In "The FlipSide", local blogger Belmont Lay lets loose on local politics, culture and society. To be taken with a pinch of salt and parental permission is advised. In this post, he talks about the perils of being a student documentary maker.
A final year Temasek Polytechnic student, Sng Xu Jie, has written a public Facebook plea to Education Minister Heng Swee Keat on Dec. 18, 2012.
His grouse? Sng and his group of classmates have been unable to gain access to primary schools to do filming for their final-year project, as they wanted to make a documentary about what holistic education entails.
Sng wrote in his now-viral Facebook post: "Given the growing unhappiness surrounding Singapore's 'pressure cooker education system', we wanted to emphasise the importance of holistic education through our video. We wanted parents to know that grades are not everything; that play is important, and that social skills and moral values are essential."
The group first wrote to the Ministry of Education during the pre-production stage in August 2012 to seek permission to film in primary schools for general shots. These shots would not have intruded on any student's privacy nor compromised the school's security, as Sng assured.

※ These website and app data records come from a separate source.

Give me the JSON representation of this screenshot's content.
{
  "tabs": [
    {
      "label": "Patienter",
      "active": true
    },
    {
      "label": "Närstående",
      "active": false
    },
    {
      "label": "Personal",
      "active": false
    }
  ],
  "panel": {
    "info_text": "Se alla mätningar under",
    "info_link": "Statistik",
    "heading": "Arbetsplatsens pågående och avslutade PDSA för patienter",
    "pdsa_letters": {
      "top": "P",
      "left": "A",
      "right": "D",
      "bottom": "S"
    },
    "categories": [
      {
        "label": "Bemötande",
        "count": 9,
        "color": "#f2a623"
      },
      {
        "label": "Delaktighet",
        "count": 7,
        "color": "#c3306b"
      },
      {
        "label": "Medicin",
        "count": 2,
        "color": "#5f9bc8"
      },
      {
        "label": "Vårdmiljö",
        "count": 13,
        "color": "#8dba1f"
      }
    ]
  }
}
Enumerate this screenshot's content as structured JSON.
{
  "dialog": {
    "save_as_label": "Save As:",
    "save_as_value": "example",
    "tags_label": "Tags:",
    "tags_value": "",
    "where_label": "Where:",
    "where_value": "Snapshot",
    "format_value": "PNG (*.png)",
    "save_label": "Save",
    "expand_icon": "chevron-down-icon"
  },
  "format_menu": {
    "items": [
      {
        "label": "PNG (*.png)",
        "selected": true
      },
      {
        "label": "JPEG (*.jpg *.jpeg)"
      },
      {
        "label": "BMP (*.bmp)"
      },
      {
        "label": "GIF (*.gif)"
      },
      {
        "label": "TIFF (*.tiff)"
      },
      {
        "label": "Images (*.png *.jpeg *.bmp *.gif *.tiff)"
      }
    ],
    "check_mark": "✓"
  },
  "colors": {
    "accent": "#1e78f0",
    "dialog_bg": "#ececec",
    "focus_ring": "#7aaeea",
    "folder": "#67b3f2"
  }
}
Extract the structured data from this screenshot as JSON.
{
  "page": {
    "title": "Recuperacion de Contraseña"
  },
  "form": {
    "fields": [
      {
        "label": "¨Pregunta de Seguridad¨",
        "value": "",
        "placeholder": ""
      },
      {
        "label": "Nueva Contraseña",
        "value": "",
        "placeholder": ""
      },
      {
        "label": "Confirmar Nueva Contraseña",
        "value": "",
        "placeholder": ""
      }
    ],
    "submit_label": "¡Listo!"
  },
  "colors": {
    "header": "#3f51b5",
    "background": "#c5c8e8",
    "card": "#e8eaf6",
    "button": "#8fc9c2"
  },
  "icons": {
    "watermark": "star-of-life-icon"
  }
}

MOE responded -- in its efficient characteristic fashion -- to reject the request. Three months later in November.
Furthermore, MOE wanted to see a sample video first. This, I must add, is the same as asking a chicken to lay an egg. When the chicken has not been hatched yet.
Approaching Education Minister's for help
With the bureaucratic hurdle as difficult to traverse as the mighty Great Wall of China, the group sought the Education Minister's help through his Facebook page.
Heng replied and forwarded the student's filming request to the ministry. An email conversation ensued between the students and MOE.
And negotiations promptly died again.
This time the reason given was that the ministry does not support or endorse external video content, because they have strict guidelines and their own media team.
Sought help at Meet-the-People session
At a loss, the group decided to go to the Meet-the-People session at Tampines GRC, where they knew the education minister would be hanging out.
Heng personally remarked that Sng's project is interesting and he would look into it even though he usually rejects student requests.
When things were looking up, Sng received a call on Dec. 12 that he has been rejected for a third time. The person calling said that MOE does not endorse student films or any media production other then MOE’s media team.
Flustered and at wits' end, Sng wrote in his public Facebook plea: "Isn't this top-down authoritarian streak the very thing that the Singapore government has been trying to move away from by starting the National Conversation series?"
He continued: "However, despite our best efforts, we still could not get permission to shoot even general shots at different schools because we did not have MOE approval to back us up and allay their security fears. This is really frustrating because we have deadlines to keep, and waiting for email replies from MOE has already taken up 4 months of our project. We only have 2 more months till our final submission."
Give the students a break
I would like to put in a word for all the enthusiastic students with creativity oozing out of their pores.
Singapore will stymie your dreams, crush your spirit, make you a drone and suck your life away.
But there's no reason not to keep trying.
Because what would be really awesome? If you guys can make a documentary about failing to make a documentary in straitjacket Singapore.
I'll pay money to watch that. In fact, I'll pay twice what people pay to watch Ah Boys to Men.
And always remember what the great local poet-playwright Alfian Sa'at said: "If you care too much about Singapore, first it'll break your spirit, and finally it will break your heart."
But that doesn't mean you cannot still make a documentary about it.
Belmont Lay is one of the editors of New Nation. He believes schools stifle creativity.